We Are All Poets
By Novella Carpenter
I NEED to spend more time with poets. Last weekend, I hung out with some young poets—hot for words, for performing their work, for building up their community. They were erecting a teepee on some land on the coast, getting ready to plant a farm and live simply on the land. Though I've mostly dismissed a rural lifestyle for myself, this concept of poetry, fresh vegetables and surviving on nothing seemed wonderful.
The one thing the poets told me they needed, though, was a car with good fuel mileage. Poets are poor, and driving to and from the country to haul supplies was going to cost a pretty penny. I suggested the usual: a Honda Civic, a Toyota Corolla, a VW Golf. Biodiesel or a fuel-efficient hybrid didn't seem within their budget, and a horse or a bike wasn't practical on those shoulderless roads.
With the price of a barrel of oil hovering near $70 already, and the onset of the official summer driving season (when demand is very high), I'm predicting that gas prices are going to reach more than $100 per barrel this summer. These skyrocketing prices will make all of us feel like poor poets at the gas pump.
Which brings me to what I really fear: alternatives to petroleum. I've spilt a lot of ink on ethanol, biodiesel, electric cars, even hydrogen fuel cell cars in this column, and I still believe these are all somewhat viable options to petroleum. Depending on how the alternative fuel is made and used, I call these "lesser-evil" replacement fuels—but there are a few very evil replacement fuels that have me worried.
One of these Darth Vaders is coal. An article last week in The New York Times said that as oil prices increase the likelihood of coal being used as a petroleum substitute increases. Price blockades that previously held back coal development are cleared at $70, $80 and $90 barrels of oil. The story reported that coal will make former petrol products like plastic bags, acetic acid and fertilizer.
The story mentioned a process called Fischer-Trope, which turns coals into, gulp, diesel fuel. Now for those of you holier-than-thous yelling about the imperfections of crop-based fuels, imagine a country using coal to power cars, trucks and trains. Dirty indeed. I visited a coal plant in West Virginia once, and the people who worked there suffered from black lung, and even they complained to me that coal was bad for the environment.

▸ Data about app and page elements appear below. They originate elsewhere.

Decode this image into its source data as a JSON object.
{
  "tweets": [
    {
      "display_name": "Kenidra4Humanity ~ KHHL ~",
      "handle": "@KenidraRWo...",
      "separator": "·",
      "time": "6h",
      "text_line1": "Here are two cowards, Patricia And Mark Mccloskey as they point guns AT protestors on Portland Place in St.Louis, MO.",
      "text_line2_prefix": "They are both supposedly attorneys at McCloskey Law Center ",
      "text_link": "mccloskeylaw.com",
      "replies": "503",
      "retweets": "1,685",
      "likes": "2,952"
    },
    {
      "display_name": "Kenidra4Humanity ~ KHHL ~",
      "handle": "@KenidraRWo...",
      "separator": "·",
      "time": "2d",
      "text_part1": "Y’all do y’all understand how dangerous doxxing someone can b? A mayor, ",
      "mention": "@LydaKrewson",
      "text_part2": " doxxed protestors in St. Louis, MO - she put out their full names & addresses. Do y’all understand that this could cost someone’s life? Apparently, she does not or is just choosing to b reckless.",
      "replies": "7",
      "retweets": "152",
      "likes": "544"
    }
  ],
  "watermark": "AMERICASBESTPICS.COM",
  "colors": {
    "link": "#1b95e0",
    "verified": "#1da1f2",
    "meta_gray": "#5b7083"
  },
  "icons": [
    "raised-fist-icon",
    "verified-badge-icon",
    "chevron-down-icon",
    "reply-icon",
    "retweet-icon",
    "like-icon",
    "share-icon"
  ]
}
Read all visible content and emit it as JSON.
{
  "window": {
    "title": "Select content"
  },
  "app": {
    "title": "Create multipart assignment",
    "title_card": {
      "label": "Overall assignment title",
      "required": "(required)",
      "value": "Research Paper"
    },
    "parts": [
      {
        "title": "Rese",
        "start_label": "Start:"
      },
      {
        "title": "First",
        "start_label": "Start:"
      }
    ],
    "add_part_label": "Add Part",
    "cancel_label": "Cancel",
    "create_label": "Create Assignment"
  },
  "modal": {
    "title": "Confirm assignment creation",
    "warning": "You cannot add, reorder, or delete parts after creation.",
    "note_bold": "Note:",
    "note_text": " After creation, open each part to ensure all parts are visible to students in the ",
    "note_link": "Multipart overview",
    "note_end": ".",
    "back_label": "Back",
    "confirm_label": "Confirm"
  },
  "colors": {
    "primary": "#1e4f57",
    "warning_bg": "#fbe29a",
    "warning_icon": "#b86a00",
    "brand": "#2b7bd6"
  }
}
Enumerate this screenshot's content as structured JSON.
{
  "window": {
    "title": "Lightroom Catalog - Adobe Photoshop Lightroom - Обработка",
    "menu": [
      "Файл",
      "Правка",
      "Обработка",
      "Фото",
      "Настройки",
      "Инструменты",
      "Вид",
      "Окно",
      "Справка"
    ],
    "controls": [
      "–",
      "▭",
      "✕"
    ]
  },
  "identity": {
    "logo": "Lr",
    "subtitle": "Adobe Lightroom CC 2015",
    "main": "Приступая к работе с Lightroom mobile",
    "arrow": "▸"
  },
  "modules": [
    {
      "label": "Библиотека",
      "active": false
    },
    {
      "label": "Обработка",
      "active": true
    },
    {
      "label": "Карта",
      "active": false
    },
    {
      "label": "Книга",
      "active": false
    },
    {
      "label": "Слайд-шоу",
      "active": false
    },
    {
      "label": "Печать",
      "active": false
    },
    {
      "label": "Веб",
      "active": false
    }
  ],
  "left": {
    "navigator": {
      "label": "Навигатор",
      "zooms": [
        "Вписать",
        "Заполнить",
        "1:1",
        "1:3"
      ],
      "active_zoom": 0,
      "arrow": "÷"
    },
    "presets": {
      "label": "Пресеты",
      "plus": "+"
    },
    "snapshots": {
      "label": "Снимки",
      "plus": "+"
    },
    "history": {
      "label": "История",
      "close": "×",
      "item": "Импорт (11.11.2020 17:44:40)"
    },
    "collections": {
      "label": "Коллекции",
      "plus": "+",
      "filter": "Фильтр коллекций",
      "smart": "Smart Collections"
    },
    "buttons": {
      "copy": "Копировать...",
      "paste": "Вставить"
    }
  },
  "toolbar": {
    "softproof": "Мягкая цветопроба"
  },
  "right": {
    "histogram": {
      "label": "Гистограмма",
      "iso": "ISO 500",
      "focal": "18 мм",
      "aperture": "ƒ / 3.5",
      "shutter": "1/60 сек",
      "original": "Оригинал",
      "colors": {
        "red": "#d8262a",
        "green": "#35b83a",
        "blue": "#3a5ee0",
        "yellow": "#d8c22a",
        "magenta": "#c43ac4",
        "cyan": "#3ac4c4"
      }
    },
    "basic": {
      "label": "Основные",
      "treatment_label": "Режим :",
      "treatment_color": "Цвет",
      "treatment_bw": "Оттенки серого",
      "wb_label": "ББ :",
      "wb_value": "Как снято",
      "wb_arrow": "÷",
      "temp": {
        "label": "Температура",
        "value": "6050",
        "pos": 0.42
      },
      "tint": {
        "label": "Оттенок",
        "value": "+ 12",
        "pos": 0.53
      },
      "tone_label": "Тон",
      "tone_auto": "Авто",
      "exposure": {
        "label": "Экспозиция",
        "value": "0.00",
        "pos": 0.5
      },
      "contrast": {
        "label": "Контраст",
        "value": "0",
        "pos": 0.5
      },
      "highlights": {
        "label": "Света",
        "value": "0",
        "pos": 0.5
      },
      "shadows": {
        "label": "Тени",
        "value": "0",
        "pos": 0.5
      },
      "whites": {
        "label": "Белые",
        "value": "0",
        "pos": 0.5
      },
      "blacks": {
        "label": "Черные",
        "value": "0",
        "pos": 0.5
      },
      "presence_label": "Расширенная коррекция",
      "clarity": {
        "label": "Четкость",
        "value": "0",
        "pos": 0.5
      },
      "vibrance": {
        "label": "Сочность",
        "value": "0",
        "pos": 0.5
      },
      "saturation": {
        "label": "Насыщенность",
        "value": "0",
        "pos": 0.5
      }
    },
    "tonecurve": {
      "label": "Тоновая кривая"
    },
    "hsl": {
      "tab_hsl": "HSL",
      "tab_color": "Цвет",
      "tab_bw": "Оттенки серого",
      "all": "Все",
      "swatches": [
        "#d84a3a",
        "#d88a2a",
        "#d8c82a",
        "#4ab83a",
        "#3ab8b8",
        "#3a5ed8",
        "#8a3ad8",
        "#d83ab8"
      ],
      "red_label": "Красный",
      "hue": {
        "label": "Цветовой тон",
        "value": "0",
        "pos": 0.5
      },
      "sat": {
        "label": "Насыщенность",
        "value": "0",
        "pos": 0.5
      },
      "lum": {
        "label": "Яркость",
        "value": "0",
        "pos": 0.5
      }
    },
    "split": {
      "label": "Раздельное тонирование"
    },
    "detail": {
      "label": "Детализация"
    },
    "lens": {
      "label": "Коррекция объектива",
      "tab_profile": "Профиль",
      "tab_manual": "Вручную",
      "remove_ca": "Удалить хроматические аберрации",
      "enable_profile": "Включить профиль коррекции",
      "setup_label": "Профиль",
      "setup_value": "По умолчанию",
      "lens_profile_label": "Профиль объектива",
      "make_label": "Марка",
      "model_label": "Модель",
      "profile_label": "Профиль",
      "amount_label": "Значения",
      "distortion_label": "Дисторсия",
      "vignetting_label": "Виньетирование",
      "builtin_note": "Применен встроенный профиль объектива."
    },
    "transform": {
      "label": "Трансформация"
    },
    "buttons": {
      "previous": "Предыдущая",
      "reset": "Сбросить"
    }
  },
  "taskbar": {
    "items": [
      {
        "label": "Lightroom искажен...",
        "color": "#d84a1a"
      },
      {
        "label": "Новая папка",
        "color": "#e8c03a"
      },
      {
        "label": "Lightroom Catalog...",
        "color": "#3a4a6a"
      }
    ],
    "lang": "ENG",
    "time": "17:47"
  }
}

Coal mining and plants are responsible for arsenic in groundwater in addition to polluting the air.
There's a lot of coal in the ground, too. In the United States alone, there are 254 billion tons in the ground; China holds 114 billion tons—leaving the two biggest users of energy holding reserves that they may need soon. But how much coal will have to be burned into the atmosphere in order to "direct liquefy coal into fuel?" It's madness.
Another scary fuel that may come to market with increased petroleum oil prices is shale oil. A close cousin to coal, shale is an underground material that contains kerogen, which can be distilled into petroleum. According to Wikipedia.com, there are an estimated 1.6 trillion barrels of oil held within the world's shale reserves. This is equivalent to the world's remaining oil reserves, so shale has been touted as a substitute once petroleum runs out or becomes incredibly expensive.
The problem with turning shale into oil, as with liquefying coal into diesel fuel, is the enormous input of energy required to get the final product. Shale is either strip-mined or taken out in situ. Mining sounds like what it is—a desecration of land—along with the added inefficiency of trucking materials to a production facility. Shell Oil has been toying with in situ, which involves heating shale in the ground for four years until it's ready to be pumped out like oil. Imagine that four-year energy bill!
Again, this is using more energy in order to get energy, shrinking the output. We can bet that this energy is fundamentally wasteful, makes a gross negative impact on the environment and people and will still be incredibly expensive. Starting this summer, and the rest of this century, we'll all be feeling the pinch.